3 December 1999
U-turn as Tesco returns to auctions
By Simon Wragg
TESCO is set to resume buying livestock from auction markets, effectively overturning its intention to source all supplies direct from farms by the end of 2001.
The move reflects increased confidence in farm assurance schemes aimed at guaranteeing quality livestock, said Steve Murrells, the companys meat manager.
But meat industry officials believe it marks an inevitable turnaround on policy as prime cattle become harder to find and confidence in producer clubs falls.
Tescos move is a classic reversal and is supply-driven, said Robert Forster of the National Beef Association.
“But it should be welcomed as increasing competition and allowing greater comparison of prices,” he said.
Like other retailers, Tesco has been forced to review policy after suppliers said they could not source enough cattle direct to meet demand.
St Merryn Meat – a main Tesco supplier – wrote to its producer club members recently calling for more cattle to be sent direct, rather than through markets.

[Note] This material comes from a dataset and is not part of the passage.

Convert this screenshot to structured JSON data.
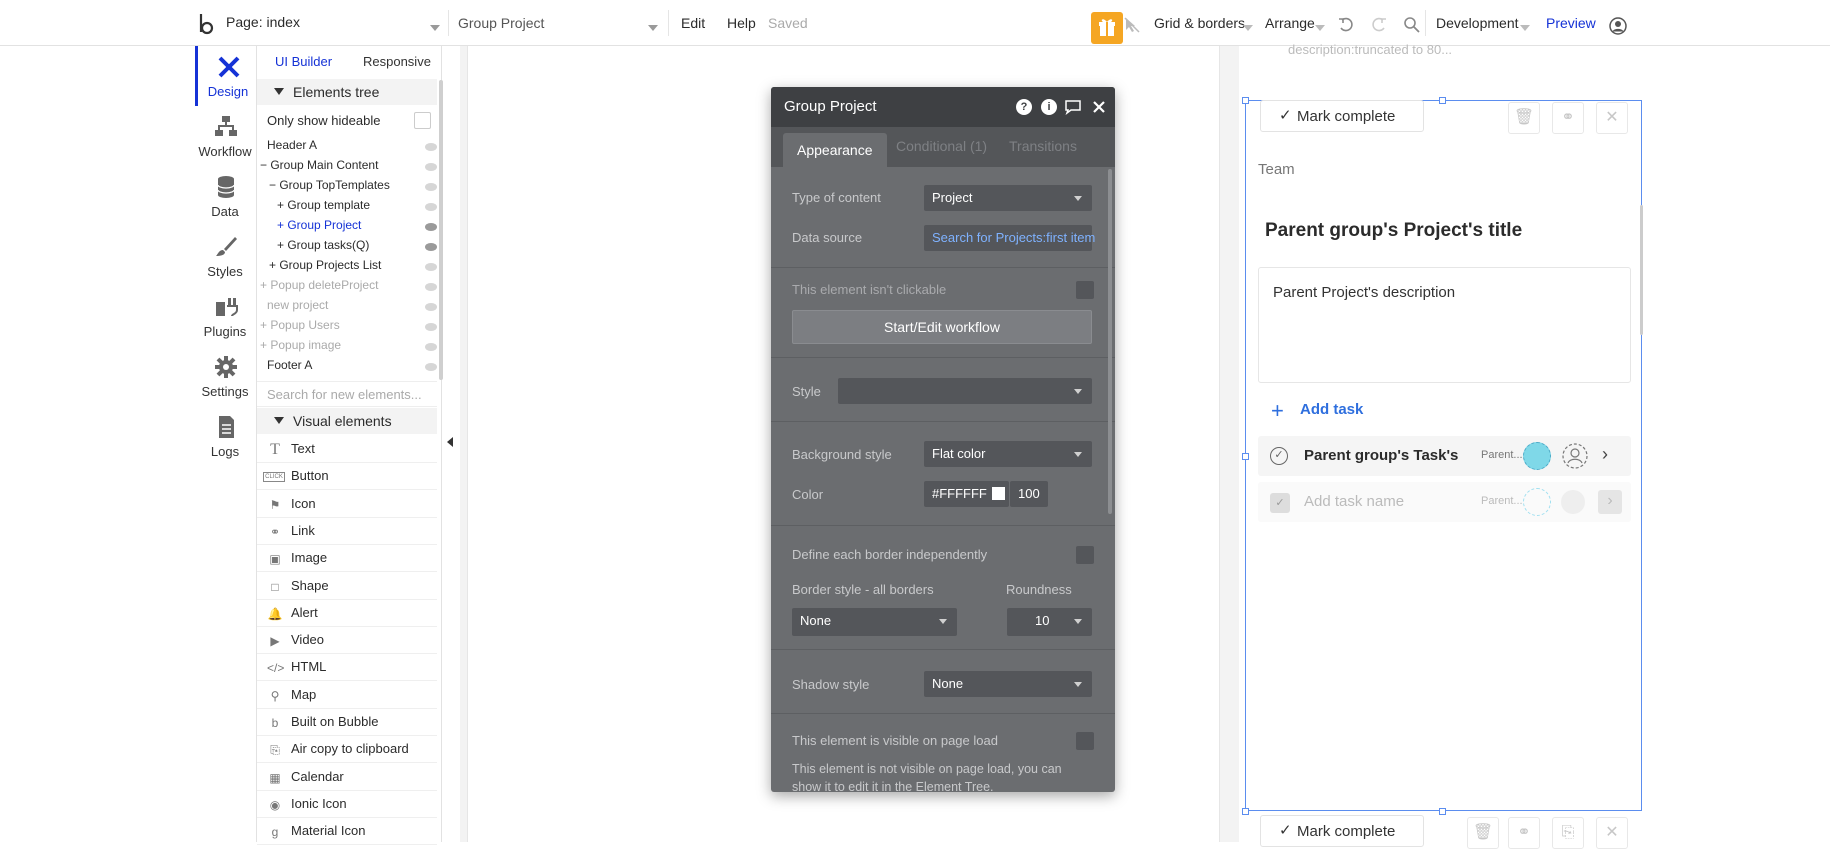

Support among dedicated suppliers has dropped “dramatically” and unless numbers rose it would have “no option” but to seek alternative supplies.
This, say traders, suggests farmers are becoming increasingly wary of retailer-led producer clubs because of pricing policies.
Payments, often quoted for animals achieving the strict R4L carcass quality, are commonly based on an average auction price which include a wide variety of stock.
In some cases, differences can be worth 2-8p/kg, suggest traders.
David Williams, NFU livestock committee chairman, believes this has become a real bone of contention. “Producer club members are obviously disappointed.”
The decision by Tesco will allow its main Scottish supplier, McIntosh Donald, to use approved markets openly to top-up weekly kills.
Auctioneers suggest there is already anecdotal evidence suggesting buyers acting on behalf of retailer suppliers are back in markets.
Many people in the industry, including Chippenham-based auctioneer Peter Kingwell, would a formal return of the supermarkets to the live auction trade.
“We would be pleased to see them back,” he said.
Marts elsewhere might also benefit from the Tesco move which is initially restricted to auctions north of the border.
Assured British Meat – the government agency overseeing quality in the meat supply chain – hopes to complete a similar exercise across England and Wales.